However, attempts to continue improving my soldering skill were delayed. I also did not get to the gym yesterday, or knit, or anything.
Here is the reason: I needed to do the invitations for The Princess’s bridal shower.Partygirl and I are giving her a shower. Partygirl gave one for my daughter, and I expect to do one for hers next year. Ladies, if you have girlfriends, you will someday be giving their daughters bridal showers, so be prepared.
I should have done these invitations last week, b ut there were delays. So there I was, in my messy computer corner, threading ribbons through tiny punched holes in the invitations and recipe cards as time to go to work came ever closer.
One of the delays in this process had to do with poetry.
Partygirl wrote this sweet little poem for the invitations:
“YY said ‘XX, marry me'”
we think that’s so nice
We want you to bring a recipe
and add a little spice.”
It is a “Spice up the Marriage” shower, something Partygirl introduced, where all the guests bring a recipe and a spice so The Princess can start her marriage with a full spice cabinet.
So the poem was cute. However, it didn’t scan. I wasn’t going to quibble about rhyming “marry me” and “recipe.” As it happens, I spend a lot of time with bad poetry.

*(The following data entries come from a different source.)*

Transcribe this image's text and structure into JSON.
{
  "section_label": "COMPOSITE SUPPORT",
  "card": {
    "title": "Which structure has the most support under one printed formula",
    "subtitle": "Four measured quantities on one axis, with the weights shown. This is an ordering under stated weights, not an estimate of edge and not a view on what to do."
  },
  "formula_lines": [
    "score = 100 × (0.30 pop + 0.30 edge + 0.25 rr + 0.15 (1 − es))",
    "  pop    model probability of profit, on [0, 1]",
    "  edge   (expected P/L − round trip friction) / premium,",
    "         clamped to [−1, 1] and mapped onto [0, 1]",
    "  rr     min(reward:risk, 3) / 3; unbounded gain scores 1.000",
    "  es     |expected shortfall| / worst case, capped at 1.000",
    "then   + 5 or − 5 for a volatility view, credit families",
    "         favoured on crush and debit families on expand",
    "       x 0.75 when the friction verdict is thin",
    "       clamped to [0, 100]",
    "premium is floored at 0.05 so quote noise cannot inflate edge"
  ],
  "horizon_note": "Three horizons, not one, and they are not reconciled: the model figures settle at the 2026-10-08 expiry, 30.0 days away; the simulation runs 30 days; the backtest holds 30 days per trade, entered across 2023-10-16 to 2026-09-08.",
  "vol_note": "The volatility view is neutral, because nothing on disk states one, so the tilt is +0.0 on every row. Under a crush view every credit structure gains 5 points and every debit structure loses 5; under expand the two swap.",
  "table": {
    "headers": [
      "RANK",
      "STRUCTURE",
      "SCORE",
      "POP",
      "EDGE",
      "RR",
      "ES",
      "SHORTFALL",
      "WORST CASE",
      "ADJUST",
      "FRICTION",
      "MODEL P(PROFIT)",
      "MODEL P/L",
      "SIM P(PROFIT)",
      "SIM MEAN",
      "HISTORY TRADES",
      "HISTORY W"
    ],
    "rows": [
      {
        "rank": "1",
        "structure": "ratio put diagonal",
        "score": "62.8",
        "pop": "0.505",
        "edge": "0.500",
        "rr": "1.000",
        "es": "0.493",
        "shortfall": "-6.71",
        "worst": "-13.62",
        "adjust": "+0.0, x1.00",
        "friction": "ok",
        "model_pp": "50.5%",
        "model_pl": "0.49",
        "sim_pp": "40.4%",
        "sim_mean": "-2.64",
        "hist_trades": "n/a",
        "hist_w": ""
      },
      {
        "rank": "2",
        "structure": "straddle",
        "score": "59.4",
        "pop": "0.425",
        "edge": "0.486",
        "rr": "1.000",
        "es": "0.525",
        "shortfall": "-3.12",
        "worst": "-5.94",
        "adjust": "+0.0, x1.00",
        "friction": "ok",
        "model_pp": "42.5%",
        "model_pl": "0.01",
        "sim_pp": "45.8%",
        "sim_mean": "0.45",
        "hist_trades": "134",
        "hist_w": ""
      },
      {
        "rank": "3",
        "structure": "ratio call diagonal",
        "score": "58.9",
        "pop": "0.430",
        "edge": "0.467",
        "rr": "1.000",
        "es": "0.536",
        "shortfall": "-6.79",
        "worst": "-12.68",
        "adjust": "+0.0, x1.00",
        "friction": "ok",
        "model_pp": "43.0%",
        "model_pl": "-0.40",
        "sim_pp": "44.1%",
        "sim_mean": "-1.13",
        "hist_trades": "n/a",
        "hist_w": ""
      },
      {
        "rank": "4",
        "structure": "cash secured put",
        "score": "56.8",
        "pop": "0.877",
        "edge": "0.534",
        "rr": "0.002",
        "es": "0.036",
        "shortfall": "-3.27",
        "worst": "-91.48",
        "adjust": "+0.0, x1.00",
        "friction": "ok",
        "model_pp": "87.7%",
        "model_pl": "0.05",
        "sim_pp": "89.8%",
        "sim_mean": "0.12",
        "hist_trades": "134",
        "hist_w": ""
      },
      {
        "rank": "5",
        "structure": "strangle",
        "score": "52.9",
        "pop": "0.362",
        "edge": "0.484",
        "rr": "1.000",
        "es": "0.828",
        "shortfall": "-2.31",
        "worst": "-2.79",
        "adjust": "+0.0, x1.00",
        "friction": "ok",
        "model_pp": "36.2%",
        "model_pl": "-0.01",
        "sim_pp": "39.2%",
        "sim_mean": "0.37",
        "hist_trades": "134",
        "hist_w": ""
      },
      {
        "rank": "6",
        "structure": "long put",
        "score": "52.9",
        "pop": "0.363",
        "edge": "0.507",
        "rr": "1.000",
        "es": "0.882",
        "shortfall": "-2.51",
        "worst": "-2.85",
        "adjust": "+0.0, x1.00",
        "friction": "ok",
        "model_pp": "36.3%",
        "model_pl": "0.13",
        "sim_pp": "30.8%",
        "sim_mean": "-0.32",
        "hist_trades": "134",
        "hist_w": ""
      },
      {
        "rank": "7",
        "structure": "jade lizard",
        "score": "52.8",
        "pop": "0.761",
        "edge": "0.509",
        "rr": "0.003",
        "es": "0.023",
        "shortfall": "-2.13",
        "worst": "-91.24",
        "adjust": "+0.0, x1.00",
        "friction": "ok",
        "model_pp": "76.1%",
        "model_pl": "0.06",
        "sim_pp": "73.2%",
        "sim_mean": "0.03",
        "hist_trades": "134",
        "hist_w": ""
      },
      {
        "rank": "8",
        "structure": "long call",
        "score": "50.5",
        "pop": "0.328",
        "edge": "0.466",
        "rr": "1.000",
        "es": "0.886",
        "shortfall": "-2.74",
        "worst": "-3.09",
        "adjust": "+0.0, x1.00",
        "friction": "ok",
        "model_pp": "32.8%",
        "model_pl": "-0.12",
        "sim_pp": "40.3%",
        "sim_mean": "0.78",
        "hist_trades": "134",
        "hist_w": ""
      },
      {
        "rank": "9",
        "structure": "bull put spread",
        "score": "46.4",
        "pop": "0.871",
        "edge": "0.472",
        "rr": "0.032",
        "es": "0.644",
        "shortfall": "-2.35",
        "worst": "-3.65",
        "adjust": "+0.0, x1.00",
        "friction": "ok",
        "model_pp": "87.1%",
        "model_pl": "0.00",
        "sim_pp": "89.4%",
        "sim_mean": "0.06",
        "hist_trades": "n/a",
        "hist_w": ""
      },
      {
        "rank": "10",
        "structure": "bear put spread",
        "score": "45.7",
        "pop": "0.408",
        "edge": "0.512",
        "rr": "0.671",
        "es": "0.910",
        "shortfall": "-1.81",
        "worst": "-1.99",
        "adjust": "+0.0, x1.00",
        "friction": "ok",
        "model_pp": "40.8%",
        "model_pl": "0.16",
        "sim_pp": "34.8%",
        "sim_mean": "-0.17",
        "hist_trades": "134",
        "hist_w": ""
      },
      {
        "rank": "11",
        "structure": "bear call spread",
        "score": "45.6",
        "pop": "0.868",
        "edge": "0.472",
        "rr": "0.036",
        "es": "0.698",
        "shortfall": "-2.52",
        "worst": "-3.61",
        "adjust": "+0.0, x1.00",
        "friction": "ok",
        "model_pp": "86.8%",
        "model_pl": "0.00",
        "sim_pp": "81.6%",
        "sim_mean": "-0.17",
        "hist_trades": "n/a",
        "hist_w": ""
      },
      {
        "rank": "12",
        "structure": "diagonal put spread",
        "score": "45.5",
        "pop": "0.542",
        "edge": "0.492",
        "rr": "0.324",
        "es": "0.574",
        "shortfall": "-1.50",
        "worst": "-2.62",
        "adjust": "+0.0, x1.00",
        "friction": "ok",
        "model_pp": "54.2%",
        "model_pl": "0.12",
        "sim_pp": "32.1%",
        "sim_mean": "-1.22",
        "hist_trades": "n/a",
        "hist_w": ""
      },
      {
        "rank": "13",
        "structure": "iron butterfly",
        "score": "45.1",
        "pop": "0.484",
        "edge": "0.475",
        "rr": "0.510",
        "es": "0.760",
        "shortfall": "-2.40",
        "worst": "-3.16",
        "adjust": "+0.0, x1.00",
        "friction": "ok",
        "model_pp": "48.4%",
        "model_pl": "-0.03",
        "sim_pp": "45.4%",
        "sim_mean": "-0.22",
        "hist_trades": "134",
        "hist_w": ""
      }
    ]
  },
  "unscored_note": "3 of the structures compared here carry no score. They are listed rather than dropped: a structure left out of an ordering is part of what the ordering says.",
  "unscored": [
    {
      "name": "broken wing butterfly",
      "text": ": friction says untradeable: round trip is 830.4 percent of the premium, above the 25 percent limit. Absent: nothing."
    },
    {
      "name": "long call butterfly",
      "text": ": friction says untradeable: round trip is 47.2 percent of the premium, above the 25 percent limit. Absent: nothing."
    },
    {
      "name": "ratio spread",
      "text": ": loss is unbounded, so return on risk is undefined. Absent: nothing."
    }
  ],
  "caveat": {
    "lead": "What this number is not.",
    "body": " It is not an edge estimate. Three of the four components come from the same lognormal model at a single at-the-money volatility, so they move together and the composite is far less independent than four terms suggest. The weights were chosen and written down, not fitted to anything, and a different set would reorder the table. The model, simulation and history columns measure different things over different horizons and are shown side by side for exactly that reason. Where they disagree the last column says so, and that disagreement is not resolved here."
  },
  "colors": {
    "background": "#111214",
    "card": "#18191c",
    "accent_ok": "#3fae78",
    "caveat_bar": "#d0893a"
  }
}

It is generally agreed that rhymes are good for kids, and nearly every shipment of classroom books contains some books with classroom poetry, rotten bits of doggerel about the wind or telling time or something, often intended to be sung to “Do Your Ears Hang Low?” or another popular tune.
I have never understood this. America must be bristling with unemployed poets, any of whom could write a decent quatrain about how to tell time, so why do the publishers insist on bringing out acres of rotten poetry every year? A simple ad in the paper would surely bring in a plethora of responses, and Scholastic can afford to keep a poet on the payroll, what with all the Harry Potter loot, so there seems to be no excuse.
Anyway, I really felt that the second line needed replacing.
I tried to get Blessing and That Man to assist me in a quick second-line-ectomy. They were all involved in their numbers, and couldn’t care less. I made a list of alternate second lines to follow “YY said ‘XX, marry me!'”:
We’re going to see them spliced.
“Let them shower us with rice!”
“Don’t make me ask you twice!”
And this is our advice:
She accepted in a trice
Her answer was concise
as smooth as polished ice
and kissed her once or twice
The only other words I could think of that rhymed with “spice” were “lice” and “vice,” neither of which seemed possible.
Blessing thought I could change it to a haiku, so the whole scanning bit wouldn’t matter. She and That Man got back to their discussion of whether to include gift cards in the balance or whatever it was.
I continued fooling around with the poem in between work-related tasks. Somewhere between packing the Indian grants and fluffing the baby toys, I ended up with this:
“XX,” said YY, “Marry me!”
She said “Yes, with all my heart!”
Please bring a spice and a recipe
to give them a spicy start.
At this point I realized that there was almost nothing of Partygirl’s poem left. Mine was not significantly better than hers, and hers had been from the heart. I threw in an “and” to make it scan and typed up the text for the invitation, leaving the poem in very nearly its original form. If we can’t let sentiment rule at a bridal shower, where can we?
Today I am having my teeth cleaned instead of soldering, going to the gym, knitting, or any other fun activity. It was supposed to be Book Club day, but I awoke to an email from La Bella saying that none of us have finished the book (including me) so we are postponing the meeting. The Little Friend, the book in question, is beautifully written but just too unpleasant for me, and I had resigned myself to admitting that I hadn’t finished it and giving up. Now, with the postponement, I will be honor bound to finish it. I will read it at the dentist’s office; that should be appropriate. Tomorrow I can return to more enjoyable pursuits.